By Wesley Ratko
In a well-attended special December meeting, the Land Use Planning and Zoning Committee voted 6 to 1 Wednesday night to support Bowman Properties’ proposal to build a Fresh Market shopping center and mixed-use development on the site of the now-closed Magarity Ford car dealership at 8200 Germantown Avenue.
The vote came at the end of a hurried hour spent almost exclusively on committee member Joyce Lenhardt’s report detailing the results of the final negotiations between the negotiating subcommittee and Bowman Properties. Concessions made by Bowman include a lowered height for the building, a reduction in the number of townhomes at the rear of the property along Shawnee Street, and an increase in buffering around the site, among many others.
The specified terms of these concessions, organized in a document, titled “8200 Germantown Avenue – Development Standards,” fall into three main categories: building dimensional and massing standards, site development details, and deed restrictions that will run with the property regardless of owner, were presented
These terms will be incorporated into a binding legal document that Bowman Properties’ president Richard Snowden said he will sign.
Committee co-chair Cynthia Brey was the lone dissenter when the vote was taken, saying that while she applauded the efforts of Lenhardt and the other committee members, she felt the negotiated changes to the building weren’t substantive enough to make a significant difference.
“It is my opinion that the project will erode the concept of village character,” she said, adding that the project sets a dangerous prescedent for future rezoning.
Her remarks were greeted by applause by some of those present.
The crowd, close to 70 strong, and many in opposition to Bowman’s proposal, remained in place for the monthly meeting of the Development Review Committee meeting that followed immediately after.
Bowman Properties architect Richard Gelber briefly reviewed the most recent version of the plan before committee co-chair Larry McEwen surveyed DRC members for the recommendations of the represented subcommittees. Tom Hemphill indicated the favorable support of the Traffic, Transportation, and Parking Committee, as did LUPZ co-chair John Landis, indicating “majority in favor.”
Speaking for the Historic District Advisory Committee, Patricia Cove expressed concern for the impact the development might have on the historic village atmosphere of Chestnut Hill, but was encouraged by Bowman’s willingness to continue working with the CHCA through the design review process. She cited Annapolis and Princeton as examples of other historic communities that successfully incorporated similarly large developments and expressed support for the project.

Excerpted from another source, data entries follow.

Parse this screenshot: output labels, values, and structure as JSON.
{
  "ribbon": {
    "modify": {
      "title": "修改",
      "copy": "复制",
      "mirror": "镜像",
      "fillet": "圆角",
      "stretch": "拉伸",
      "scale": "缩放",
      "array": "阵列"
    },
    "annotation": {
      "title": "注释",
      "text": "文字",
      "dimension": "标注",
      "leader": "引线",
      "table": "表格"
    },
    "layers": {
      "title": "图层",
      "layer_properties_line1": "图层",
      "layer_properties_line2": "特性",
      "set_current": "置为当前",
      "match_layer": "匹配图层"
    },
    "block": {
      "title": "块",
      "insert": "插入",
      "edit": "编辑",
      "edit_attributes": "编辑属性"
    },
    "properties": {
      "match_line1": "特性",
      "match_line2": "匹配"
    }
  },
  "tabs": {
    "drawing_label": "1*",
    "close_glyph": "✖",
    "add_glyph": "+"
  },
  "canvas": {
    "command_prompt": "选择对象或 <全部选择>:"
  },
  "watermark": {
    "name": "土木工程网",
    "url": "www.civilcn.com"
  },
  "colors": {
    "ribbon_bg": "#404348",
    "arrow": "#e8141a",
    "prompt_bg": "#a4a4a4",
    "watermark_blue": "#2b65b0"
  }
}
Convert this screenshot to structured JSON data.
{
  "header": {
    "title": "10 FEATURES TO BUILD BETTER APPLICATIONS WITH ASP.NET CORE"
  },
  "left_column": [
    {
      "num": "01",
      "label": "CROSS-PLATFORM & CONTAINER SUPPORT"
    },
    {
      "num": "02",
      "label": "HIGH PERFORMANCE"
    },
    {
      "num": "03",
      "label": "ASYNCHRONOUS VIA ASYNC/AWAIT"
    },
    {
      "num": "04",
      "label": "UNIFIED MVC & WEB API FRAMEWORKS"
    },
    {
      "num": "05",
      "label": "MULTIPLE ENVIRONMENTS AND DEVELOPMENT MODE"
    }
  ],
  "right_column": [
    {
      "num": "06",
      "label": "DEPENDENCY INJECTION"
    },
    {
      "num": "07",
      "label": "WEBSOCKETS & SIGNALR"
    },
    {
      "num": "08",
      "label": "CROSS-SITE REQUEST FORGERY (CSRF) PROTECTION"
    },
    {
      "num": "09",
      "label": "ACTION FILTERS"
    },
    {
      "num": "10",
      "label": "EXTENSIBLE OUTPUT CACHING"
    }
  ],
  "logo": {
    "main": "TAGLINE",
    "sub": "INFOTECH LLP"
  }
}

The DRC ultimately voted 4 to 1 in favor, with Brey, again, the lone dissenter.
The recommendations will be sent along to the Chestnut Hill Community ASsociation board, which will vote on the matter on Monday, Dec. 12.